extendSequence :: SequenceData > SequenceData Source #
Extend a sequence by using it as a lookup to the OEIS, taking the first sequence returned as a result, and using it to augment the original sequence.
Note that xs
is guaranteed to be a prefix of extendSequence xs
. If the
matched OEIS sequence contains any elements prior to those matching xs
,
they will be dropped. In addition, if no matching sequences are found, xs
will be returned unchanged.
The result is not in the IO
monad even though the implementation requires
looking up information via the Internet. There are no side effects, and
practically speaking this function is referentially transparent
(technically, results may change from time to time when the OEIS database is
updated; this is slightly more likely than the results of getSequenceByID
changing, but still unlikely enough to be essentially a nonissue. Again,
purists may use extendSequence_IO
).
Examples:
Prelude Math.OEIS> extendSequence [5,7,11,13,17] [5,7,11,13,17,19,23,29,31,37,41,43,47,53,59,61,67,71...
Prelude Math.OEIS> extendSequence [2,4,8,16,32] [2,4,8,16,32,64,128,256,512,1024,2048,4096,8192...
Prelude Math.OEIS> extendSequence [9,8,7,41,562]  nothing matches [9,8,7,41,562]
lookupSequence :: SequenceData > Maybe OEISSequence Source #
Find a matching sequence in the OEIS database, returning a data structure containing the entirety of the information the OEIS has on the sequence.
The standard disclaimer about not being in the IO
monad applies.
getSequenceByID_IO :: String > IO (Maybe SequenceData) Source #
The same as getSequenceByID
, but with a result in the IO
monad.
lookupSequenceByID_IO :: String > IO (Maybe OEISSequence) Source #
The same as lookupSequenceByID
, but in the IO
monad.
extendSequence_IO :: [Integer] > IO [Integer] Source #
The same as extendSequence
, but in the IO
monad.
lookupSequence_IO :: SequenceData > IO (Maybe OEISSequence) Source #
The same as lookupSequence
, but in the IO
monad.
searchSequence_IO :: String > IO (Maybe OEISSequence) Source #
Look up a sequence in the OEIS using its search function.
lookupOEIS :: String > IO [String] Source #
Interpret a string as a OEIS request, and return the results as Strings.
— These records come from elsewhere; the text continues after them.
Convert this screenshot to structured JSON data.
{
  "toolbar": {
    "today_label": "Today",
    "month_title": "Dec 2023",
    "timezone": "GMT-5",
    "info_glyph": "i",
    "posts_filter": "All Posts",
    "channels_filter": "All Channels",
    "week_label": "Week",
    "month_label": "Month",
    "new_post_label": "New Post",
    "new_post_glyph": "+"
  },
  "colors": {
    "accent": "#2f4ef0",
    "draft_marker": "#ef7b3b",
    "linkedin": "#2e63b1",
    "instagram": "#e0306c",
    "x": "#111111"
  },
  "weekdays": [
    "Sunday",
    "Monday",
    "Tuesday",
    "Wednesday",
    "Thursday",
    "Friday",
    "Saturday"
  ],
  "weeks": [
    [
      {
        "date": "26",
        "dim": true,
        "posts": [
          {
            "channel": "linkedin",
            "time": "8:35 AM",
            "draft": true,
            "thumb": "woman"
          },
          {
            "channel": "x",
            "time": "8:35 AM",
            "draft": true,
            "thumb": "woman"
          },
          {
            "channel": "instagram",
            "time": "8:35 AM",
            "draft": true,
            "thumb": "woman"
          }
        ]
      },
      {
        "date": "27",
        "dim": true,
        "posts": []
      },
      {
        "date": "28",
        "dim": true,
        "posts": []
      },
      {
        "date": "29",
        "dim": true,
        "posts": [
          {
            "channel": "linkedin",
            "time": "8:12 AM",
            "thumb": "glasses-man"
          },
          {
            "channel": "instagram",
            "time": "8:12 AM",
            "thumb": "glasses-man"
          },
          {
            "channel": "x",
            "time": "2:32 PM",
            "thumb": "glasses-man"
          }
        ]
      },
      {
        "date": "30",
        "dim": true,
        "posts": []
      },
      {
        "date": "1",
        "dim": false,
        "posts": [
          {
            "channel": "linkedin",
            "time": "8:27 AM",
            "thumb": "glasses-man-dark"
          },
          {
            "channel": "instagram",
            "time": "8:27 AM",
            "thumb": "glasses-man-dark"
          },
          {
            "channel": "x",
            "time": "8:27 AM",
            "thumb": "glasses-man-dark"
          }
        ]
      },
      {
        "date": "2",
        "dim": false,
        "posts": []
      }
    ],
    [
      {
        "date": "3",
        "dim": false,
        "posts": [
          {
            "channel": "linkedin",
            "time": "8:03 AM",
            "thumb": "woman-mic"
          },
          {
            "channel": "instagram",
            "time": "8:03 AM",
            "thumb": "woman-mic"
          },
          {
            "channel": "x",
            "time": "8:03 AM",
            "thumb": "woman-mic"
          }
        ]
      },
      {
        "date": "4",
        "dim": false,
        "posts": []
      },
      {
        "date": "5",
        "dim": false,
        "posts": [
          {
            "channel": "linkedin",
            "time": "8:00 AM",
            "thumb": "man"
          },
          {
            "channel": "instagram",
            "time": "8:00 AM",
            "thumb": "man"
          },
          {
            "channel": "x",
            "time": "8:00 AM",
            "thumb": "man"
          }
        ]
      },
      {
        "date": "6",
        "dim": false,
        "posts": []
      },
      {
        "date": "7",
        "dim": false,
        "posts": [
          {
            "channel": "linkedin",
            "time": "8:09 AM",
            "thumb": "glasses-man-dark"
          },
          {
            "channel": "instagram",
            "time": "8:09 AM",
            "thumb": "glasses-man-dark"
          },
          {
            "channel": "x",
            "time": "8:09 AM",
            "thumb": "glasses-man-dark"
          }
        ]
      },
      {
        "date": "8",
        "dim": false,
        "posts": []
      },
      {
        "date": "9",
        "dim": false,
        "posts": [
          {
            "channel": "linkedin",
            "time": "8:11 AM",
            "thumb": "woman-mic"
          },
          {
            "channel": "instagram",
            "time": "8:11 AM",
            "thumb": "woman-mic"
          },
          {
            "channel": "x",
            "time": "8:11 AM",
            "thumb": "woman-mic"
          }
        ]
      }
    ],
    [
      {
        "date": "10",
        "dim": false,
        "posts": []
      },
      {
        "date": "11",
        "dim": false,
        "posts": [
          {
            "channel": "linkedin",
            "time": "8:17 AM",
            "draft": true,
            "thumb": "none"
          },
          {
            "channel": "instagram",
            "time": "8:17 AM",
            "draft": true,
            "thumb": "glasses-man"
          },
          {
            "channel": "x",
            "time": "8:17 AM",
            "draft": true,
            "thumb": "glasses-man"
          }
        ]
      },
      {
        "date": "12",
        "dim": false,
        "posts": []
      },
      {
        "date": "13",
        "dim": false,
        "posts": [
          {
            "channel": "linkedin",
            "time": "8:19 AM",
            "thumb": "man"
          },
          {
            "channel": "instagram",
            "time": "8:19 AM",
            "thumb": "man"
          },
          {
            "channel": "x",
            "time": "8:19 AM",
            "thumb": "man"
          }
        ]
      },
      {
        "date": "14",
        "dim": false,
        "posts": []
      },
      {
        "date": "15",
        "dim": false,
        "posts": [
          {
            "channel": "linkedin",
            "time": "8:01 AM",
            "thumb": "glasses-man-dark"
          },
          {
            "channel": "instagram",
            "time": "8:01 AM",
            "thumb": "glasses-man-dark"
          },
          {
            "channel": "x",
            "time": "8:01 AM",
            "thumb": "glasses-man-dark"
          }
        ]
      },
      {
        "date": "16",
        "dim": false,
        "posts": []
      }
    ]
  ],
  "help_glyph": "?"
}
searchSequences_IO :: String > IO [OEISSequence] Source #
Look up sequences in the OEIS using its search function (returns up to 10 results).
lookupSequences_IO :: SequenceData > IO [OEISSequence] Source #
Similar to lookupSequence_IO
, but return up to 10 results.
Data structures
type SequenceData = [Integer] Source #
Programming language that some code to generate the sequence is written in. The only languages indicated natively by the OEIS database are Mathematica and Maple; any other languages will be listed (usually in parentheses) at the beginning of the actual code snippet.
OEIS keywords. For more information on the meaning of each keyword, see http://oeis.org/eishelp2.html#RK.
Base  
Bref  
Changed  
Cofr  
Cons  
Core  
Dead  
Dumb  
Dupe  
Easy  
Eigen  
Fini  
Frac  
Full  
Hard  
More  
Mult  
New  
Nice  
Nonn  
Obsc  
Sign  
Tabf  
Tabl  
Uned  
Unkn  
Walk  
Word 
data OEISSequence Source #
Data structure for storing an OEIS entry. For more information on the various components, see http://oeis.org/eishelp2.html.
OEIS  

Instances
Show OEISSequence Source #  
Defined in Math.OEIS.Types showsPrec :: Int > OEISSequence > ShowS # show :: OEISSequence > String # showList :: [OEISSequence] > ShowS #